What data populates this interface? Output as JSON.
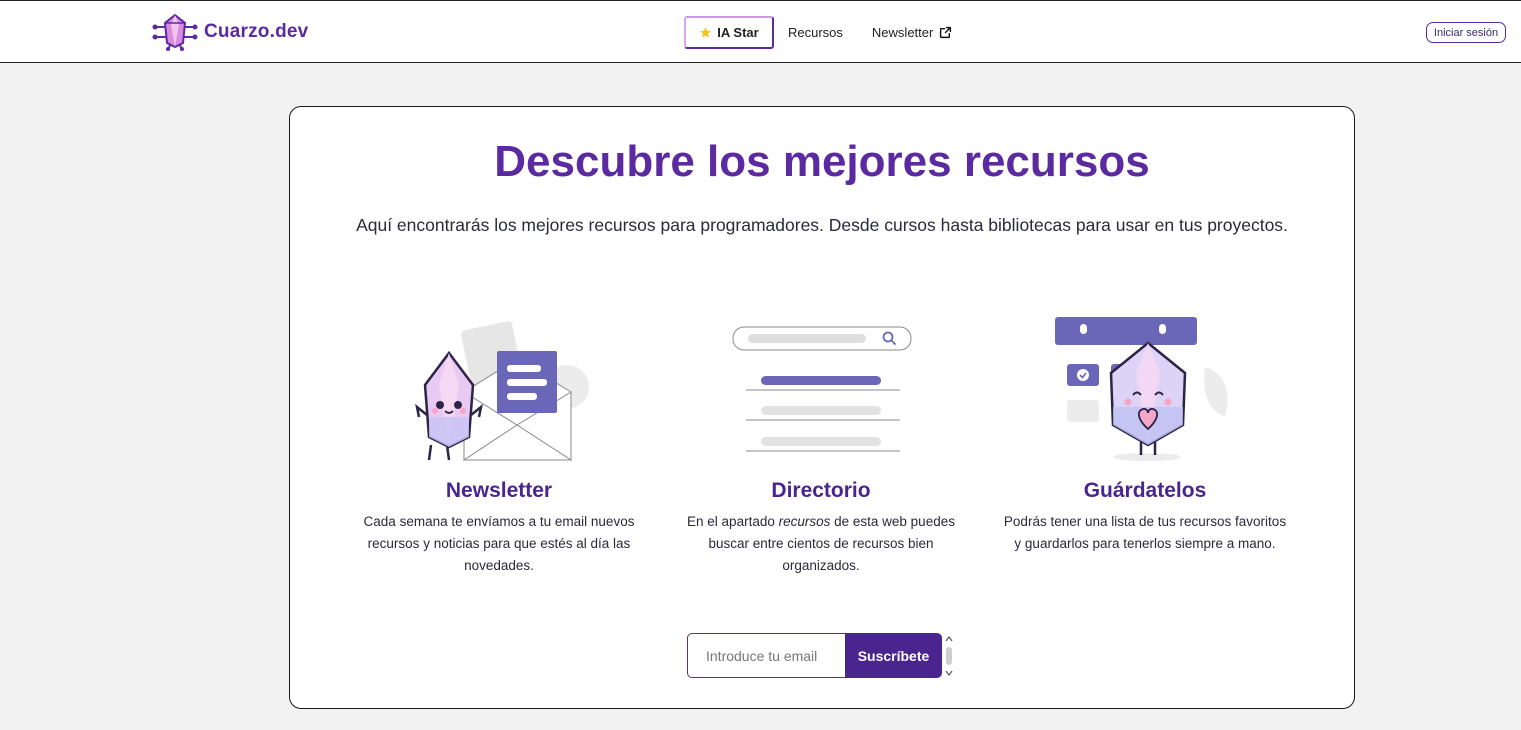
{
  "header": {
    "logo_text": "Cuarzo.dev",
    "nav": {
      "ia_star": "IA Star",
      "recursos": "Recursos",
      "newsletter": "Newsletter"
    },
    "login_label": "Iniciar sesión"
  },
  "hero": {
    "title": "Descubre los mejores recursos",
    "subtitle": "Aquí encontrarás los mejores recursos para programadores. Desde cursos hasta bibliotecas para usar en tus proyectos."
  },
  "features": [
    {
      "title": "Newsletter",
      "text": "Cada semana te envíamos a tu email nuevos recursos y noticias para que estés al día las novedades."
    },
    {
      "title": "Directorio",
      "text_before": "En el apartado ",
      "text_em": "recursos",
      "text_after": " de esta web puedes buscar entre cientos de recursos bien organizados."
    },
    {
      "title": "Guárdatelos",
      "text": "Podrás tener una lista de tus recursos favoritos y guardarlos para tenerlos siempre a mano."
    }
  ],
  "subscribe": {
    "placeholder": "Introduce tu email",
    "button": "Suscríbete"
  },
  "colors": {
    "brand": "#5b2aa0",
    "brand_dark": "#4a2590",
    "accent_lavender": "#6b67b8",
    "background": "#f2f2f2"
  },
  "icons": [
    "crystal-logo-icon",
    "star-icon",
    "external-link-icon",
    "search-icon"
  ]
}
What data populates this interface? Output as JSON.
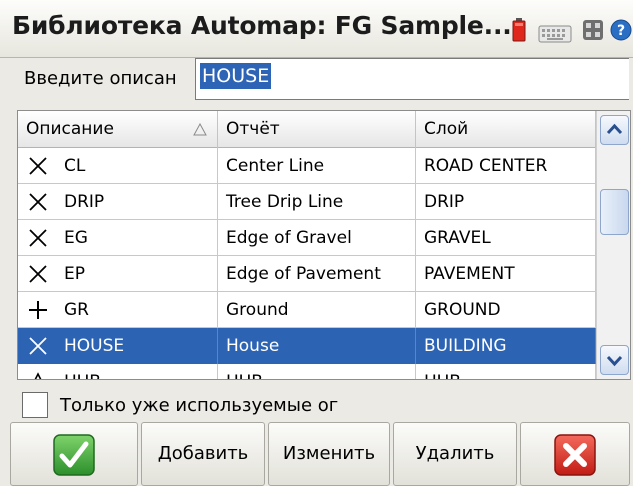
{
  "window": {
    "title": "Библиотека Automap: FG Sample...",
    "icons": [
      "battery-icon",
      "keyboard-icon",
      "grid-icon",
      "help-icon"
    ]
  },
  "search": {
    "label": "Введите описан",
    "value": "HOUSE"
  },
  "table": {
    "columns": [
      "Описание",
      "Отчёт",
      "Слой"
    ],
    "sort_column": "Описание",
    "rows": [
      {
        "icon": "cross-x-icon",
        "code": "CL",
        "report": "Center Line",
        "layer": "ROAD CENTER"
      },
      {
        "icon": "cross-x-icon",
        "code": "DRIP",
        "report": "Tree Drip Line",
        "layer": "DRIP"
      },
      {
        "icon": "cross-x-icon",
        "code": "EG",
        "report": "Edge of Gravel",
        "layer": "GRAVEL"
      },
      {
        "icon": "cross-x-icon",
        "code": "EP",
        "report": "Edge of Pavement",
        "layer": "PAVEMENT"
      },
      {
        "icon": "plus-icon",
        "code": "GR",
        "report": "Ground",
        "layer": "GROUND"
      },
      {
        "icon": "cross-x-icon",
        "code": "HOUSE",
        "report": "House",
        "layer": "BUILDING",
        "selected": true
      },
      {
        "icon": "triangle-icon",
        "code": "HUB",
        "report": "HUB",
        "layer": "HUB"
      }
    ]
  },
  "filter": {
    "label": "Только уже используемые ог",
    "checked": false
  },
  "buttons": {
    "ok": "ok-checkmark-icon",
    "add": "Добавить",
    "edit": "Изменить",
    "delete": "Удалить",
    "cancel": "cancel-x-icon"
  },
  "colors": {
    "selection": "#2c63b3",
    "ok_green": "#3aa53a",
    "cancel_red": "#d92a20"
  }
}
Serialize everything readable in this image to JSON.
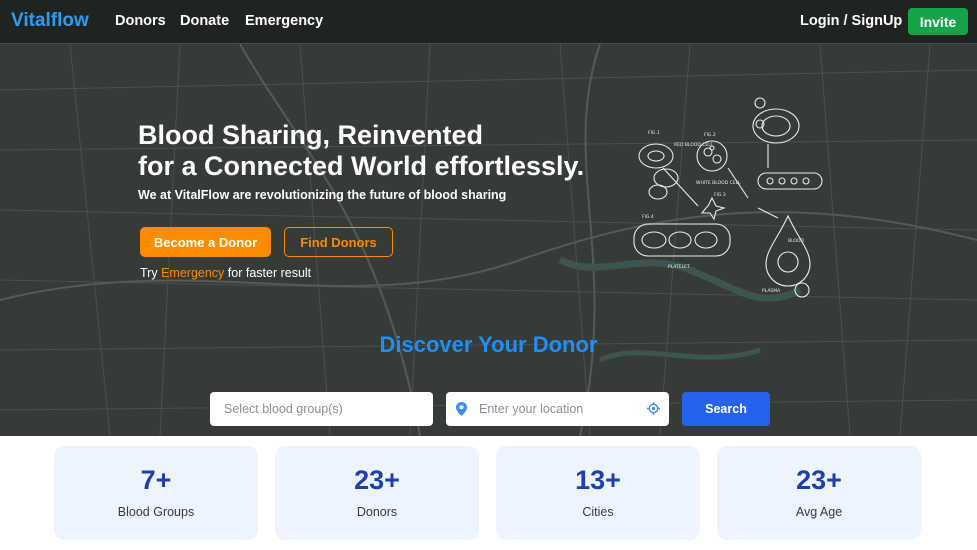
{
  "nav": {
    "brand": "Vitalflow",
    "links": [
      "Donors",
      "Donate",
      "Emergency"
    ],
    "login": "Login / SignUp",
    "invite": "Invite"
  },
  "hero": {
    "headline_1": "Blood Sharing, Reinvented",
    "headline_2": "for a Connected World effortlessly.",
    "subline": "We at VitalFlow are revolutionizing the future of blood sharing",
    "become_donor": "Become a Donor",
    "find_donors": "Find Donors",
    "try_prefix": "Try",
    "try_link": "Emergency",
    "try_suffix": "for faster result"
  },
  "illustration_labels": {
    "fig1": "FIG.1",
    "fig2": "FIG.2",
    "fig3": "FIG.3",
    "fig4": "FIG.4",
    "red_cell": "RED BLOOD CELL",
    "white_cell": "WHITE BLOOD CELL",
    "platelet": "PLATELET",
    "blood": "BLOOD",
    "plasma": "PLASMA"
  },
  "search": {
    "title": "Discover Your Donor",
    "blood_placeholder": "Select blood group(s)",
    "location_placeholder": "Enter your location",
    "button": "Search"
  },
  "stats": [
    {
      "value": "7+",
      "label": "Blood Groups"
    },
    {
      "value": "23+",
      "label": "Donors"
    },
    {
      "value": "13+",
      "label": "Cities"
    },
    {
      "value": "23+",
      "label": "Avg Age"
    }
  ],
  "colors": {
    "brand": "#2f9cf3",
    "accent_orange": "#fb8c00",
    "invite_green": "#16a34a",
    "search_blue": "#2563eb",
    "stat_value": "#1e3fb0",
    "stat_card_bg": "#eef4fd"
  }
}
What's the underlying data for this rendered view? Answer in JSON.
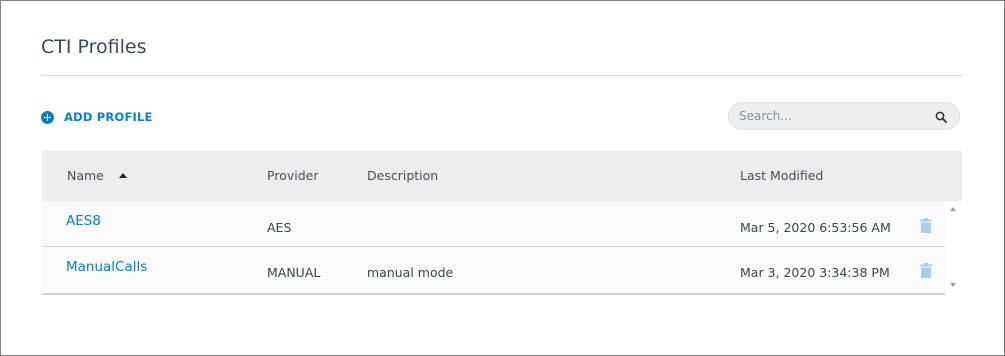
{
  "page": {
    "title": "CTI Profiles"
  },
  "toolbar": {
    "add_label": "ADD PROFILE",
    "search_placeholder": "Search..."
  },
  "table": {
    "columns": [
      "Name",
      "Provider",
      "Description",
      "Last Modified"
    ],
    "sorted_column": "Name",
    "sort_direction": "ascending",
    "rows": [
      {
        "name": "AES8",
        "provider": "AES",
        "description": "",
        "last_modified": "Mar 5, 2020 6:53:56 AM"
      },
      {
        "name": "ManualCalls",
        "provider": "MANUAL",
        "description": "manual mode",
        "last_modified": "Mar 3, 2020 3:34:38 PM"
      }
    ]
  },
  "icons": {
    "add": "plus-circle-icon",
    "search": "search-icon",
    "sort": "sort-ascending-icon",
    "delete": "trash-icon"
  },
  "colors": {
    "accent": "#0a7fc2",
    "header_bg": "#ededed",
    "row_bg": "#fafafa",
    "trash": "#a9cfe6"
  }
}
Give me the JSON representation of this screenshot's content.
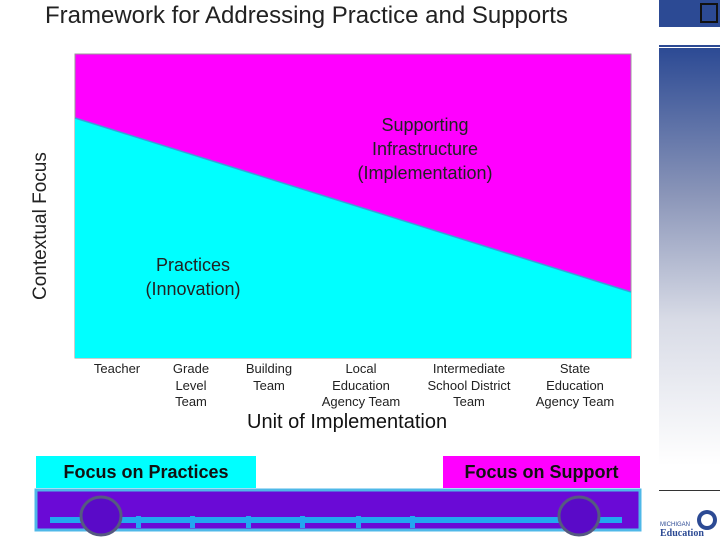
{
  "title": "Framework for Addressing Practice and Supports",
  "y_axis_label": "Contextual Focus",
  "x_axis_label": "Unit of Implementation",
  "regions": {
    "support": "Supporting\nInfrastructure\n(Implementation)",
    "practices": "Practices\n(Innovation)"
  },
  "units": [
    "Teacher",
    "Grade\nLevel\nTeam",
    "Building\nTeam",
    "Local\nEducation\nAgency Team",
    "Intermediate\nSchool District\nTeam",
    "State\nEducation\nAgency Team"
  ],
  "focus": {
    "practices": "Focus on Practices",
    "support": "Focus on Support"
  },
  "logo": {
    "text": "MICHIGAN Education"
  },
  "colors": {
    "magenta": "#ff00ff",
    "cyan": "#00ffff",
    "bus": "#6a0ad6",
    "bus_stripe": "#22a8f0",
    "sidebar": "#2c4a94"
  }
}
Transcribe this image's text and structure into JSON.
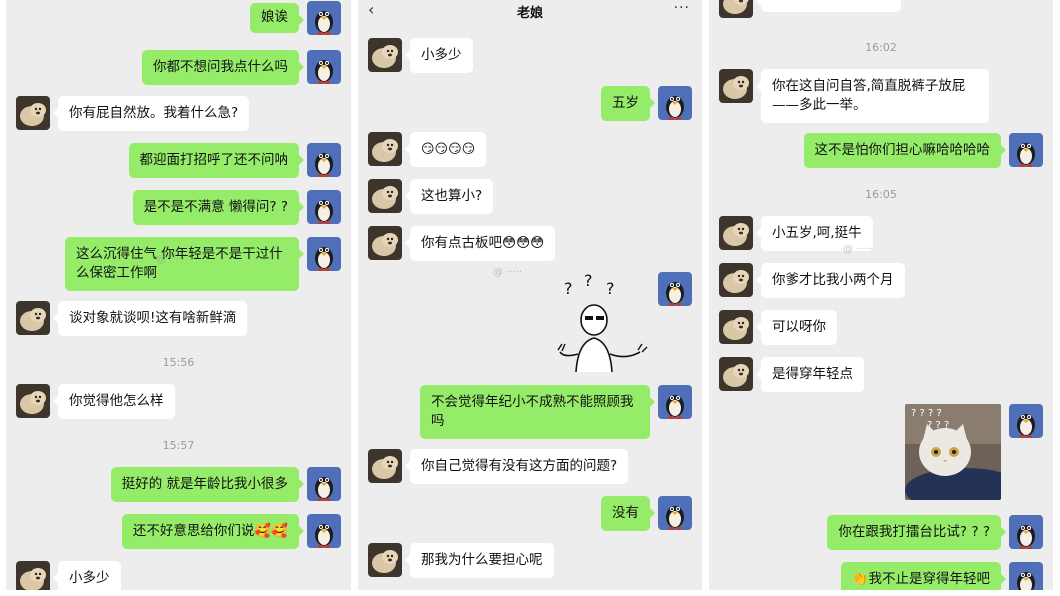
{
  "panel1": {
    "messages": [
      {
        "side": "right",
        "text": "娘诶"
      },
      {
        "side": "right",
        "text": "你都不想问我点什么吗"
      },
      {
        "side": "left",
        "text": "你有屁自然放。我着什么急?"
      },
      {
        "side": "right",
        "text": "都迎面打招呼了还不问呐"
      },
      {
        "side": "right",
        "text": "是不是不满意 懒得问? ?"
      },
      {
        "side": "right",
        "text": "这么沉得住气 你年轻是不是干过什么保密工作啊"
      },
      {
        "side": "left",
        "text": "谈对象就谈呗!这有啥新鲜滴"
      },
      {
        "side": "time",
        "text": "15:56"
      },
      {
        "side": "left",
        "text": "你觉得他怎么样"
      },
      {
        "side": "time",
        "text": "15:57"
      },
      {
        "side": "right",
        "text": "挺好的 就是年龄比我小很多"
      },
      {
        "side": "right",
        "text": "还不好意思给你们说🥰🥰"
      },
      {
        "side": "left",
        "text": "小多少"
      }
    ]
  },
  "panel2": {
    "header": {
      "back": "‹",
      "title": "老娘",
      "more": "···"
    },
    "messages": [
      {
        "side": "left",
        "text": "小多少"
      },
      {
        "side": "right",
        "text": "五岁"
      },
      {
        "side": "left",
        "text": "😏😏😏😏"
      },
      {
        "side": "left",
        "text": "这也算小?"
      },
      {
        "side": "left",
        "text": "你有点古板吧😳😳😳"
      },
      {
        "side": "right",
        "text": "不会觉得年纪小不成熟不能照顾我吗"
      },
      {
        "side": "left",
        "text": "你自己觉得有没有这方面的问题?"
      },
      {
        "side": "right",
        "text": "没有"
      },
      {
        "side": "left",
        "text": "那我为什么要担心呢"
      }
    ]
  },
  "panel3": {
    "messages": [
      {
        "side": "time",
        "text": "16:02"
      },
      {
        "side": "left",
        "text": "你在这自问自答,简直脱裤子放屁——多此一举。"
      },
      {
        "side": "right",
        "text": "这不是怕你们担心嘛哈哈哈哈"
      },
      {
        "side": "time",
        "text": "16:05"
      },
      {
        "side": "left",
        "text": "小五岁,呵,挺牛"
      },
      {
        "side": "left",
        "text": "你爹才比我小两个月"
      },
      {
        "side": "left",
        "text": "可以呀你"
      },
      {
        "side": "left",
        "text": "是得穿年轻点"
      },
      {
        "side": "right",
        "text": "你在跟我打擂台比试? ? ?"
      },
      {
        "side": "right",
        "text": "👏我不止是穿得年轻吧"
      }
    ]
  },
  "colors": {
    "sent_bubble": "#95ec69",
    "received_bubble": "#ffffff",
    "background": "#ededed"
  }
}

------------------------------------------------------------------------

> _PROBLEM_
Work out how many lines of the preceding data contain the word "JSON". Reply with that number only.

> _WRITTEN RESPONSE_
6